Output each entry below as it stands, leaving out every picture.

________________

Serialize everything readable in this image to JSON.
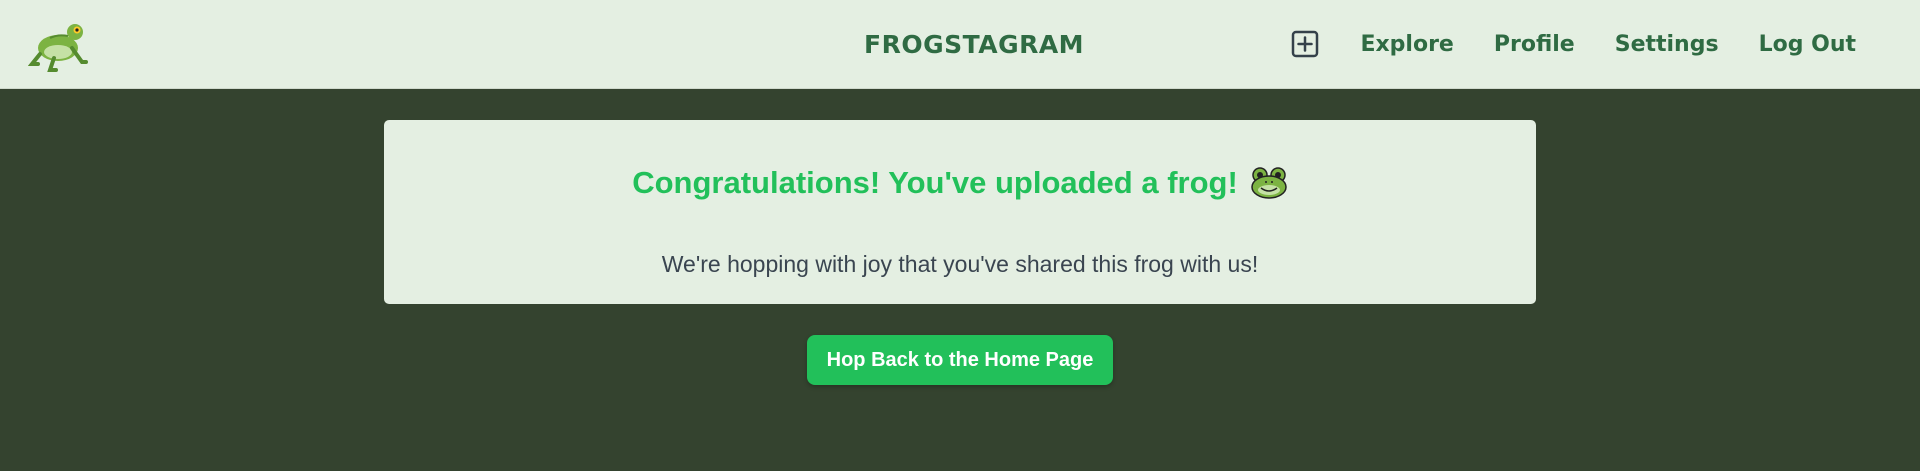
{
  "nav": {
    "brand": "FROGSTAGRAM",
    "logo_icon": "frog-logo-icon",
    "add_icon": "plus-square-icon",
    "links": [
      "Explore",
      "Profile",
      "Settings",
      "Log Out"
    ]
  },
  "card": {
    "title": "Congratulations! You've uploaded a frog!",
    "title_emoji_icon": "frog-face-icon",
    "message": "We're hopping with joy that you've shared this frog with us!"
  },
  "actions": {
    "home_button_label": "Hop Back to the Home Page"
  },
  "colors": {
    "page_background": "#34432f",
    "surface": "#e4efe2",
    "brand_green": "#2f6b43",
    "accent_green": "#22c05a",
    "body_text": "#3a4550"
  }
}
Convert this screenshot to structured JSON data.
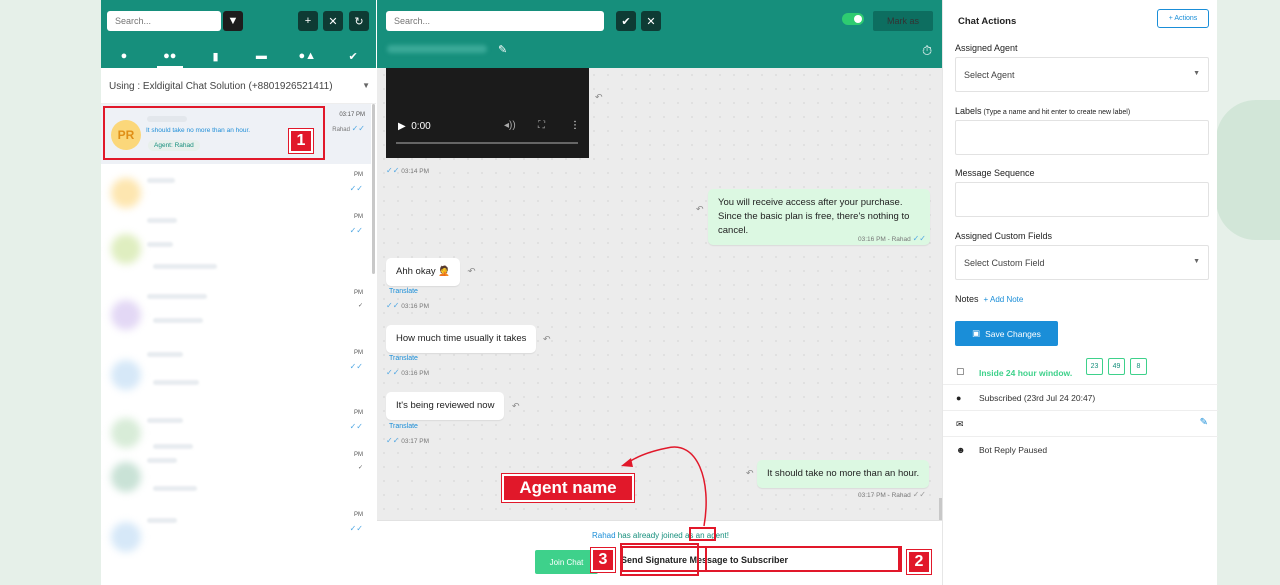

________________

▸ SOLVED PROBLEM
Serialize everything readable in this image to JSON.
{
  "nav": {
    "brand": "FROGSTAGRAM",
    "logo_icon": "frog-logo-icon",
    "add_icon": "plus-square-icon",
    "links": [
      "Explore",
      "Profile",
      "Settings",
      "Log Out"
    ]
  },
  "card": {
    "title": "Congratulations! You've uploaded a frog!",
    "title_emoji_icon": "frog-face-icon",
    "message": "We're hopping with joy that you've shared this frog with us!"
  },
  "actions": {
    "home_button_label": "Hop Back to the Home Page"
  },
  "colors": {
    "page_background": "#34432f",
    "surface": "#e4efe2",
    "brand_green": "#2f6b43",
    "accent_green": "#22c05a",
    "body_text": "#3a4550"
  }
}
Convert this screenshot to structured JSON data.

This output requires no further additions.